Young Forbes and Peter Purpura did roll up their trousers and putter around with a few boats in the National Geographic's globe pool in Explorers Hall the other day, to the great glee of visiting children.
At lunch in one of the National Geographic's posh dining rooms overlooking the city, the centerpiece was an 1895 30-inch tin frigate, made by Marklin. You'd expect Burt Lancaster as the Crimson Pirate to come swinging down from its masts any minute. Robert Forbes, over a sherry from Geographic's Paul Sampson's own collection, said he'd turned down $10,000 for the frigate. "Toy boats are much more expensive to collect than trains. It's because trains are still being manufactured, and, well, so many toy boats sank."

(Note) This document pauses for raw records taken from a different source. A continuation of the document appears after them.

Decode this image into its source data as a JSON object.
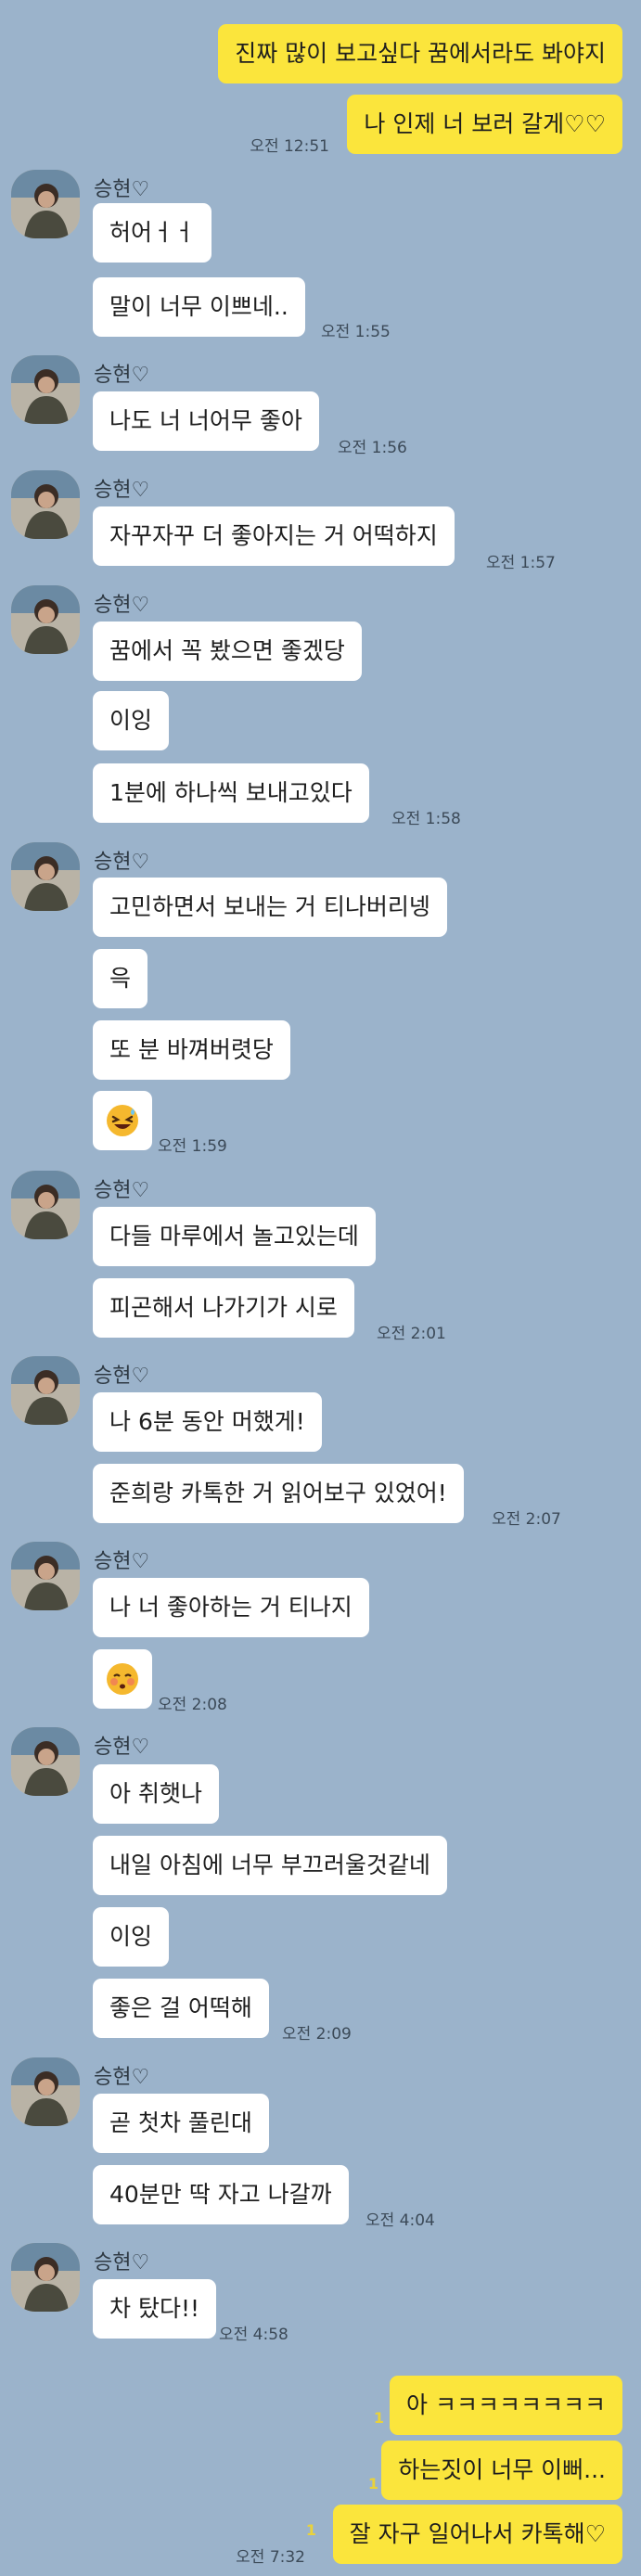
{
  "colors": {
    "background": "#9bb3cb",
    "outgoing_bubble": "#fbe53c",
    "incoming_bubble": "#ffffff"
  },
  "sender_name": "승현♡",
  "outgoing_top": [
    {
      "text": "진짜 많이 보고싶다 꿈에서라도 봐야지"
    },
    {
      "text": "나 인제 너 보러 갈게♡♡",
      "time": "오전 12:51"
    }
  ],
  "groups": [
    {
      "messages": [
        {
          "text": "허어ㅓㅓ"
        },
        {
          "text": "말이 너무 이쁘네..",
          "time": "오전 1:55"
        }
      ]
    },
    {
      "messages": [
        {
          "text": "나도 너 너어무 좋아",
          "time": "오전 1:56"
        }
      ]
    },
    {
      "messages": [
        {
          "text": "자꾸자꾸 더 좋아지는 거 어떡하지",
          "time": "오전 1:57"
        }
      ]
    },
    {
      "messages": [
        {
          "text": "꿈에서 꼭 봤으면 좋겠당"
        },
        {
          "text": "이잉"
        },
        {
          "text": "1분에 하나씩 보내고있다",
          "time": "오전 1:58"
        }
      ]
    },
    {
      "messages": [
        {
          "text": "고민하면서 보내는 거 티나버리넹"
        },
        {
          "text": "윽"
        },
        {
          "text": "또 분 바껴버렷당"
        },
        {
          "emoji": "laughing-sweat-emoji",
          "time": "오전 1:59"
        }
      ]
    },
    {
      "messages": [
        {
          "text": "다들 마루에서 놀고있는데"
        },
        {
          "text": "피곤해서 나가기가 시로",
          "time": "오전 2:01"
        }
      ]
    },
    {
      "messages": [
        {
          "text": "나 6분 동안 머했게!"
        },
        {
          "text": "준희랑 카톡한 거 읽어보구 있었어!",
          "time": "오전 2:07"
        }
      ]
    },
    {
      "messages": [
        {
          "text": "나 너 좋아하는 거 티나지"
        },
        {
          "emoji": "flustered-emoji",
          "time": "오전 2:08"
        }
      ]
    },
    {
      "messages": [
        {
          "text": "아 취햇나"
        },
        {
          "text": "내일 아침에 너무 부끄러울것같네"
        },
        {
          "text": "이잉"
        },
        {
          "text": "좋은 걸 어떡해",
          "time": "오전 2:09"
        }
      ]
    },
    {
      "messages": [
        {
          "text": "곧 첫차 풀린대"
        },
        {
          "text": "40분만 딱 자고 나갈까",
          "time": "오전 4:04"
        }
      ]
    },
    {
      "messages": [
        {
          "text": "차 탔다!!",
          "time": "오전 4:58"
        }
      ]
    }
  ],
  "outgoing_bottom": [
    {
      "text": "아 ㅋㅋㅋㅋㅋㅋㅋㅋ",
      "unread": "1"
    },
    {
      "text": "하는짓이 너무 이뻐...",
      "unread": "1"
    },
    {
      "text": "잘 자구 일어나서 카톡해♡",
      "unread": "1",
      "time": "오전 7:32"
    }
  ]
}
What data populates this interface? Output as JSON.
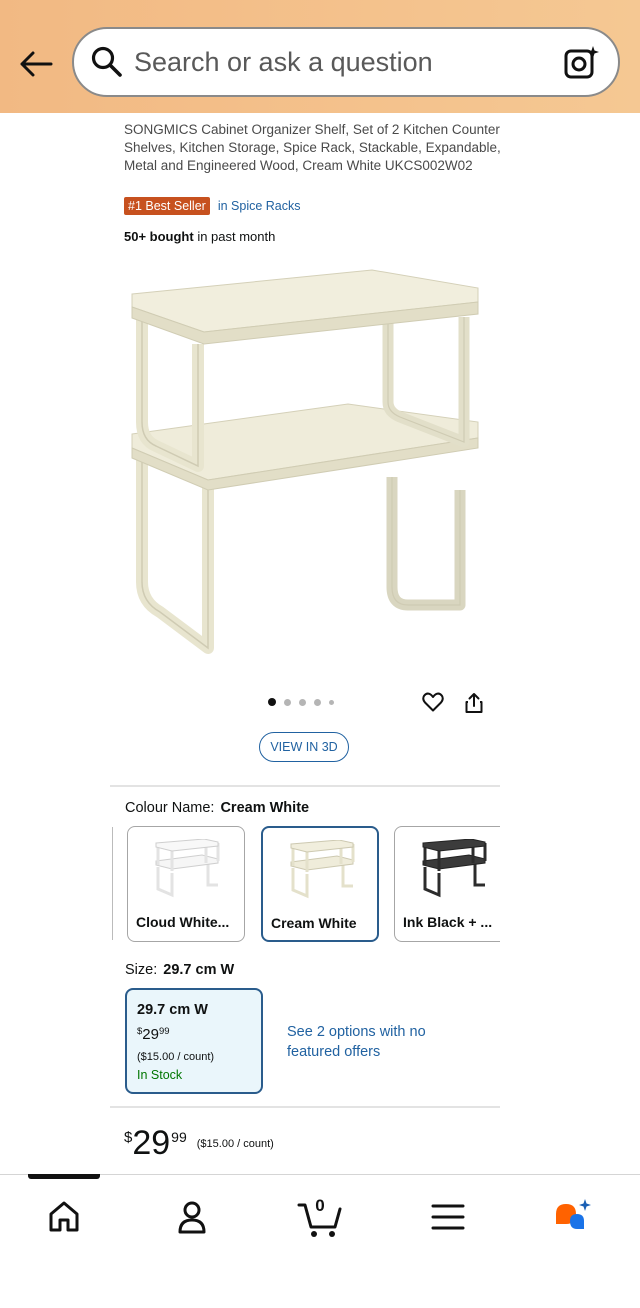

A submarine owned by the gardener's son was fished out of billionaire Henry Clay Frick's lilypond in New York many years later -- and promptly purchased by Forbes.
Robert Forbes cames by his fondness for boats when he was 9. His father started the boat collection then -- and remodeled Robert's room with bunks and brass fittings. A great 1956 painting by John Koch shows the Forbes parents and five Forbes boys in sailor suits on their slate terrace. Robert is the one launching the boat in the swimming pool.
"I was heavy into boats," said Robert, "until I got my first Bb gun. Do you know how long it takes to sink a toy boat with a Bb gun?"
His father, who went to Europe many summers with his parents, writes in the book's foreword that he once took along a toy boat "and with my brothers' aid lowered it -- secured by a strong twine -- the long way from rail to sea. . . . It survived departure from the dock, but within a few minutes of our being underway the bashing soon saw it underway to Davey Jones' locker."
With such antics, it is even more marvelous to see what's left. There's a boat that comes complete with the instrument of its own destruction: a torpedo. If your aim is good, the torpedo hits a button, the boat breaks into two pieces and capsizes. An 1880 Radiguet boat has small brass cannons that actually shoot.
Robert Forbes told a story, from the Berliner Tageblatt of December 1913. The kaiser went to a store on the Leipzigerstrasser to see the toys. After he'd approved of the locomotives and the battleships, he asked for the submarines. No submarines. He drew a picture of a toy submarine and ordered them produced instantly.
Sidewheelers, brilliantly painted flower boats, a bank boat, rowboats, ocean liners, warships and speedboats in the show run on batteries, steam, clockwork and nostalgia. CAPTION: Picture 1, From "Toy Boats" -- Charles Scribner's Sons, New York; Picture 2, Curator Peter Purpura (left) and collector Robert Forbes are knee-deep in toy boats at Explorers Hall; Copyright (c) By Joseph H. Bailey, National Geographic Society; Picture 3, Ocean liners on a small scale. From "Toy Boats" by Jacques Milet and Robert Forbes.; Picture 4, Farberge's silver paddlesteamer.; Copyright (c) by H. Peter Curran.